The first presentation of A Man and a Woman on CD in stereo – from the original album masters housed in the MGM vaults, in both French and English versions. One of the finest soundtrack albums of the 1960s came in 1966, when Francis Lai composed much of the music for Claude Lelouch's French film A Man and a Woman (Un Homme et une Femme in French). Most European films enjoy very little publicity in the U.S., but A Man and a Woman was an exception because the soundtrack was so superb. With this classic LP, Lai and his allies (who include arrangers Maurice Vander and Ivan Julien) brought together French pop, jazz, and the Brazilian bossa nova (which Antonio Carlos Jobim, Stan Getz, and João Gilberto had popularized in the early 1960s).
Reissue with the latest 2014 DSD remastering.
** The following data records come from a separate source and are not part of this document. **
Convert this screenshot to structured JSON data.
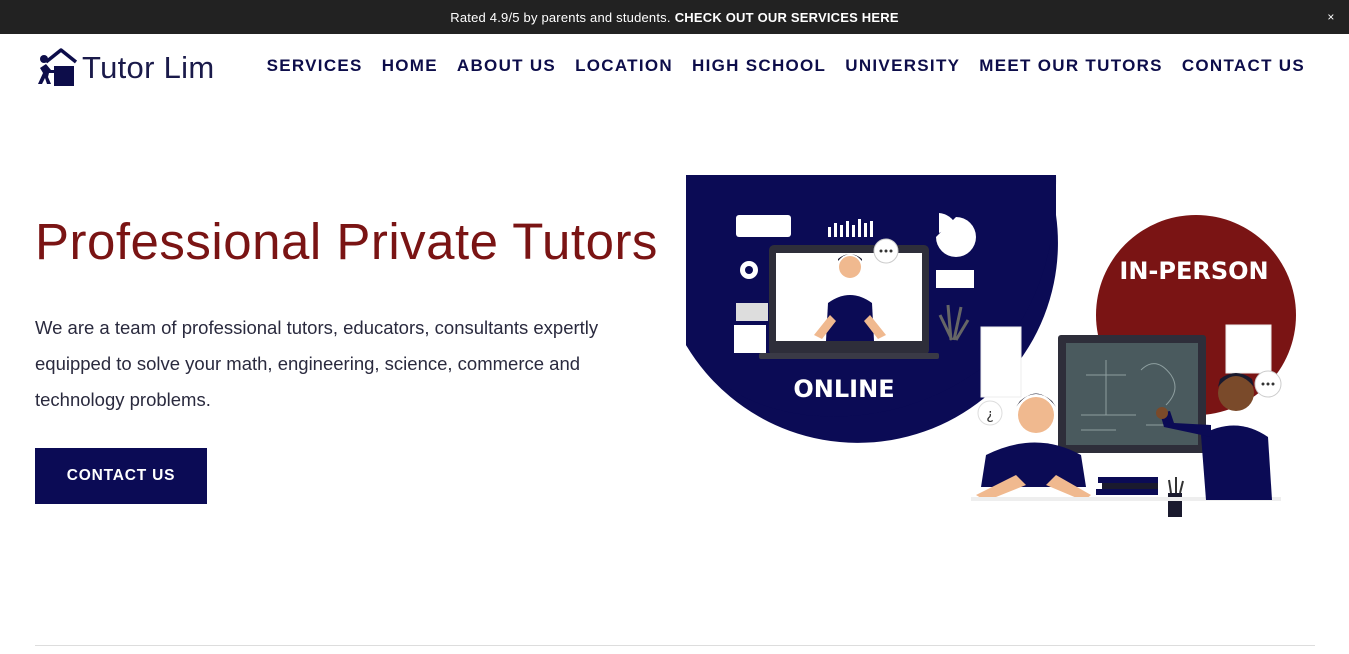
{
  "announcement": {
    "text": "Rated 4.9/5 by parents and students.",
    "link_text": "CHECK OUT OUR SERVICES HERE",
    "close_glyph": "×"
  },
  "header": {
    "logo_text": "Tutor Lim",
    "nav": [
      {
        "label": "SERVICES"
      },
      {
        "label": "HOME"
      },
      {
        "label": "ABOUT US"
      },
      {
        "label": "LOCATION"
      },
      {
        "label": "HIGH SCHOOL"
      },
      {
        "label": "UNIVERSITY"
      },
      {
        "label": "MEET OUR TUTORS"
      },
      {
        "label": "CONTACT US"
      }
    ]
  },
  "hero": {
    "title": "Professional Private Tutors",
    "description": "We are a team of professional tutors, educators, consultants expertly equipped to solve your math, engineering, science, commerce and technology problems.",
    "cta_label": "CONTACT US",
    "illustration": {
      "online_label": "ONLINE",
      "inperson_label": "IN-PERSON"
    }
  },
  "colors": {
    "navy": "#0b0b55",
    "maroon": "#7a1414",
    "announce_bg": "#222222"
  }
}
Comes with liner notes. This album is Louis van Dyke's third. The programme contains four songs which were chosen from among the more memorable chartbusters of recent vintage. Louis van Dijk, also spelled Louis van Dyke (born 27 November 1941 in Amsterdam, North Holland), is a Dutch pianist. He was educated as a classical piano-player and like so many other jazz musicans he became fascinated by the instrument in church. His father was sexton in the Prinsessekerk in Amsterdam. He studied at the Amsterdam Conservatory and became interested in jazz. For young jazz musicians the Loosdrecht festival was a usefull leg to success.
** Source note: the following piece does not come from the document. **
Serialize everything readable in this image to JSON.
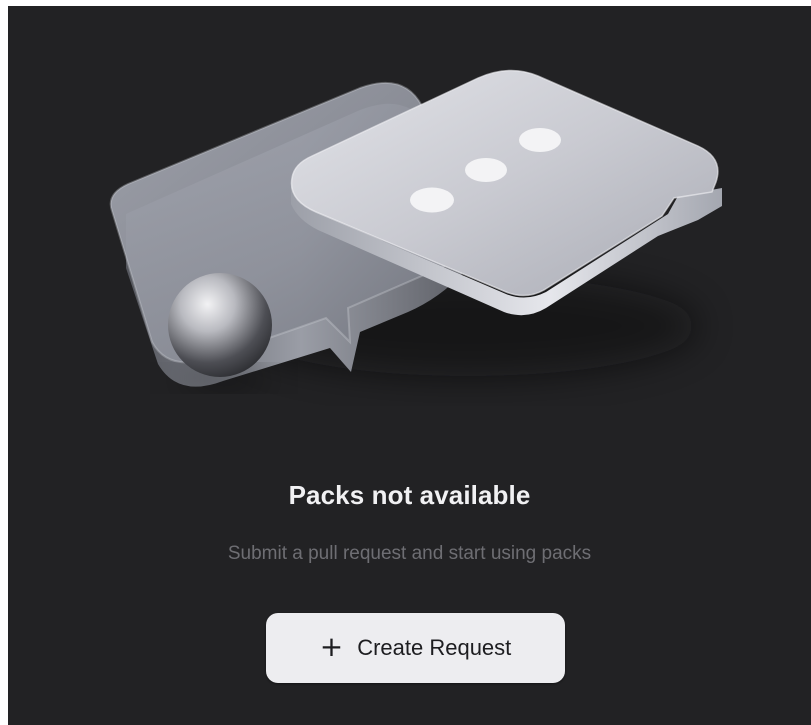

A screen adaptation of the story of the same name by Soviet writer Mikhail Sholokhov, a Nobel Prize winner. Andrei Sokolov, the film’s protagonist, had lost in the war with fascist Germany his wife and children, had survived the horrors of a concentration camp. He was already being led to be shot, but at the last minute the camp’s commandant, Muller, revoked the sentence. After his release from the camp, Andrei Sokolov marched with the Soviet Army as far as Berlin. But Fate would not stop testing him: on Victory Day he got the news of his son Anatoly’s death. And in spite of the fact that he seemed to have lost everything, he remained a good human being and became a father to an orphaned boy. The great Russian director and actor Sergei Bondarchuk played the leading character in his own film, which was to become a hymn to human spirit and faith in life.